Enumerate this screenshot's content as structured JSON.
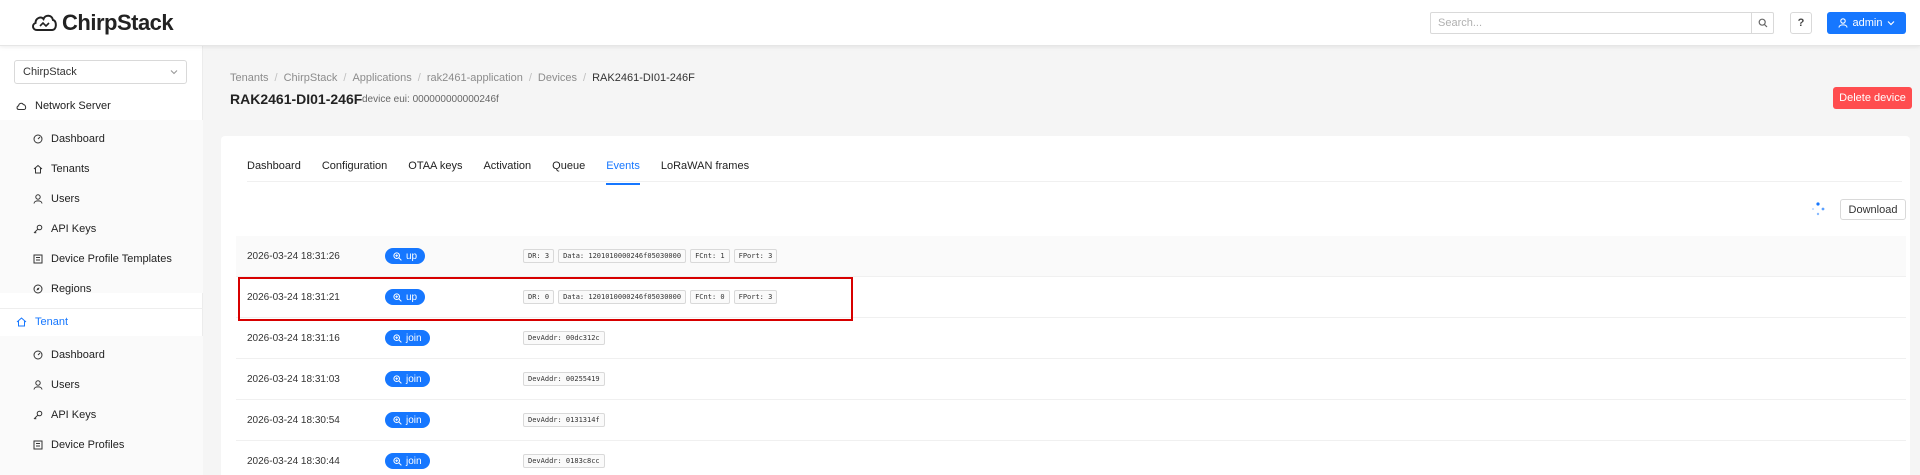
{
  "header": {
    "brand": "ChirpStack",
    "search": {
      "placeholder": "Search...",
      "value": ""
    },
    "help_label": "?",
    "user_label": "admin"
  },
  "sidebar": {
    "tenant_select": "ChirpStack",
    "network_server": {
      "label": "Network Server",
      "items": [
        {
          "label": "Dashboard",
          "icon": "dashboard-icon"
        },
        {
          "label": "Tenants",
          "icon": "tenants-icon"
        },
        {
          "label": "Users",
          "icon": "user-icon"
        },
        {
          "label": "API Keys",
          "icon": "key-icon"
        },
        {
          "label": "Device Profile Templates",
          "icon": "profile-template-icon"
        },
        {
          "label": "Regions",
          "icon": "compass-icon"
        }
      ]
    },
    "tenant": {
      "label": "Tenant",
      "items": [
        {
          "label": "Dashboard",
          "icon": "dashboard-icon"
        },
        {
          "label": "Users",
          "icon": "user-icon"
        },
        {
          "label": "API Keys",
          "icon": "key-icon"
        },
        {
          "label": "Device Profiles",
          "icon": "profile-icon"
        }
      ]
    }
  },
  "breadcrumb": [
    "Tenants",
    "ChirpStack",
    "Applications",
    "rak2461-application",
    "Devices",
    "RAK2461-DI01-246F"
  ],
  "page": {
    "title": "RAK2461-DI01-246F",
    "eui": "device eui: 000000000000246f",
    "delete_label": "Delete device"
  },
  "tabs": [
    "Dashboard",
    "Configuration",
    "OTAA keys",
    "Activation",
    "Queue",
    "Events",
    "LoRaWAN frames"
  ],
  "active_tab": "Events",
  "download_label": "Download",
  "events": [
    {
      "time": "2026-03-24 18:31:26",
      "type": "up",
      "tags": [
        "DR: 3",
        "Data: 1201010000246f05030000",
        "FCnt: 1",
        "FPort: 3"
      ]
    },
    {
      "time": "2026-03-24 18:31:21",
      "type": "up",
      "tags": [
        "DR: 0",
        "Data: 1201010000246f05030000",
        "FCnt: 0",
        "FPort: 3"
      ]
    },
    {
      "time": "2026-03-24 18:31:16",
      "type": "join",
      "tags": [
        "DevAddr: 00dc312c"
      ]
    },
    {
      "time": "2026-03-24 18:31:03",
      "type": "join",
      "tags": [
        "DevAddr: 00255419"
      ]
    },
    {
      "time": "2026-03-24 18:30:54",
      "type": "join",
      "tags": [
        "DevAddr: 0131314f"
      ]
    },
    {
      "time": "2026-03-24 18:30:44",
      "type": "join",
      "tags": [
        "DevAddr: 0183c8cc"
      ]
    }
  ],
  "colors": {
    "primary": "#1677ff",
    "danger": "#ff4d4f",
    "highlight": "#d70000"
  }
}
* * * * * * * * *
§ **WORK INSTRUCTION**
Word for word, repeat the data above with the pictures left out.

§ **TASK OUTPUT**
Enumerate this screenshot's content as structured JSON.
{
  "header": {
    "brand": "ChirpStack",
    "search": {
      "placeholder": "Search...",
      "value": ""
    },
    "help_label": "?",
    "user_label": "admin"
  },
  "sidebar": {
    "tenant_select": "ChirpStack",
    "network_server": {
      "label": "Network Server",
      "items": [
        {
          "label": "Dashboard",
          "icon": "dashboard-icon"
        },
        {
          "label": "Tenants",
          "icon": "tenants-icon"
        },
        {
          "label": "Users",
          "icon": "user-icon"
        },
        {
          "label": "API Keys",
          "icon": "key-icon"
        },
        {
          "label": "Device Profile Templates",
          "icon": "profile-template-icon"
        },
        {
          "label": "Regions",
          "icon": "compass-icon"
        }
      ]
    },
    "tenant": {
      "label": "Tenant",
      "items": [
        {
          "label": "Dashboard",
          "icon": "dashboard-icon"
        },
        {
          "label": "Users",
          "icon": "user-icon"
        },
        {
          "label": "API Keys",
          "icon": "key-icon"
        },
        {
          "label": "Device Profiles",
          "icon": "profile-icon"
        }
      ]
    }
  },
  "breadcrumb": [
    "Tenants",
    "ChirpStack",
    "Applications",
    "rak2461-application",
    "Devices",
    "RAK2461-DI01-246F"
  ],
  "page": {
    "title": "RAK2461-DI01-246F",
    "eui": "device eui: 000000000000246f",
    "delete_label": "Delete device"
  },
  "tabs": [
    "Dashboard",
    "Configuration",
    "OTAA keys",
    "Activation",
    "Queue",
    "Events",
    "LoRaWAN frames"
  ],
  "active_tab": "Events",
  "download_label": "Download",
  "events": [
    {
      "time": "2026-03-24 18:31:26",
      "type": "up",
      "tags": [
        "DR: 3",
        "Data: 1201010000246f05030000",
        "FCnt: 1",
        "FPort: 3"
      ]
    },
    {
      "time": "2026-03-24 18:31:21",
      "type": "up",
      "tags": [
        "DR: 0",
        "Data: 1201010000246f05030000",
        "FCnt: 0",
        "FPort: 3"
      ]
    },
    {
      "time": "2026-03-24 18:31:16",
      "type": "join",
      "tags": [
        "DevAddr: 00dc312c"
      ]
    },
    {
      "time": "2026-03-24 18:31:03",
      "type": "join",
      "tags": [
        "DevAddr: 00255419"
      ]
    },
    {
      "time": "2026-03-24 18:30:54",
      "type": "join",
      "tags": [
        "DevAddr: 0131314f"
      ]
    },
    {
      "time": "2026-03-24 18:30:44",
      "type": "join",
      "tags": [
        "DevAddr: 0183c8cc"
      ]
    }
  ],
  "colors": {
    "primary": "#1677ff",
    "danger": "#ff4d4f",
    "highlight": "#d70000"
  }
}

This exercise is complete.